Teacher of the Year: Anybody who actually does this job five days a week without moonlighting, running seminars on inspirational leadership. All who come to work, teach some lessons, mark some books and see it as a job rather than some quasi-religious mission.
Reform of the Year: Further expansion of faith schools. They can set their own admission criteria and they get better exam results. Hmmm . it must be down to the excellent teaching and well-known ability of religion to foster inquiry and thoughtful and reflective learning. Can we really have state-funded schools in the 21st century where the head can check how often you've been to mass? Apparently yes.
Cliched Staffroom Moan of the Year: "Social life? I was up until midnight marking books last night!" Runner-up: "But reception can't do that - it will take them forever".
Educational "Eureka" Moment of the Year: "We'll get all the Sats markers to enter their results online. Teachers and complicated computer systems - what could possibly go wrong?"
To every winner, a box of chocolate sea shells and a bronze statue of the NCSL HQ with a breakdown of the building and running costs printed on the base. Have a lovely break all of you and if you feel an irrational urge to go and check your classroom layout over the summer, please don't. No one will thank you for it.

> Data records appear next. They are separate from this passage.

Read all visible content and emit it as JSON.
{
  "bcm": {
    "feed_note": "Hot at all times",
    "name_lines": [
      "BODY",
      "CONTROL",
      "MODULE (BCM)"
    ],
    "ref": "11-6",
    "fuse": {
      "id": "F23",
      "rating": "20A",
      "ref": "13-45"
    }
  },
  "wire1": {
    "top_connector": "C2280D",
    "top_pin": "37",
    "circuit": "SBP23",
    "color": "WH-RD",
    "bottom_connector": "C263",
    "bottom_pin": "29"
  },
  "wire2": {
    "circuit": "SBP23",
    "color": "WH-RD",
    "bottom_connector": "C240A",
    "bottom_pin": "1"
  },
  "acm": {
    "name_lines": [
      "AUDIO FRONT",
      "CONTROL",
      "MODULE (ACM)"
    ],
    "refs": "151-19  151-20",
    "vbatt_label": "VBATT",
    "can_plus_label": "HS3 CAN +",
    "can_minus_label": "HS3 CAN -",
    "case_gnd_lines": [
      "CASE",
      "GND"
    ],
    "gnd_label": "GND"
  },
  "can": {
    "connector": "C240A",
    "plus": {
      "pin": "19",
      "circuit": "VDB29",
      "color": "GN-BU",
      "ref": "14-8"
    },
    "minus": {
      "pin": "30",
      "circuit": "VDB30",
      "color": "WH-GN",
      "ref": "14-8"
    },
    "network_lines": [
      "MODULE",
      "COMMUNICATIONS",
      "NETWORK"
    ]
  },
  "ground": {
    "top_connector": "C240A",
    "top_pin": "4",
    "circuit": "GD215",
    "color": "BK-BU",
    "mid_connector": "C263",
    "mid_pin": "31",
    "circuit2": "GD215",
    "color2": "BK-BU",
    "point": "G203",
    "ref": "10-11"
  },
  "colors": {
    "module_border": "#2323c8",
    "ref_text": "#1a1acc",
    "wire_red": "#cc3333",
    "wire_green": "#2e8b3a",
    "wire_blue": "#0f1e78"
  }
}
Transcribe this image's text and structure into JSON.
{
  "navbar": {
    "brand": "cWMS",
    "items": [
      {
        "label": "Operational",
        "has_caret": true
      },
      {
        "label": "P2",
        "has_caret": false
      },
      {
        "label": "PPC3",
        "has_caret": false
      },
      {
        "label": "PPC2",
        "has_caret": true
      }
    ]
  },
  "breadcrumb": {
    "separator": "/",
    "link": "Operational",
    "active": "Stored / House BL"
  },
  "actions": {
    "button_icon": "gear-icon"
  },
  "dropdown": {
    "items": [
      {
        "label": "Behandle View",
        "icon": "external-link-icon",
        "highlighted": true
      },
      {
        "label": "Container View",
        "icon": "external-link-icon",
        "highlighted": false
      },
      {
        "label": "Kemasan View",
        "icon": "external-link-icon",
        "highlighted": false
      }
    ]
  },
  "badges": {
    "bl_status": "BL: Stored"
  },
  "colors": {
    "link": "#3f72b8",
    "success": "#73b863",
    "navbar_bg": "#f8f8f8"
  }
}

Henry's previous columns
The school transfer market
Teachers and their love-hate relationship with computers
The dull task of report writing
The enigma of teacher dress codes
Turning a school around for Ofsted
Forget exclusion, give ejection a go
My career tip: don't grow up
Henry's teachers' wishlist
Primary school uniforms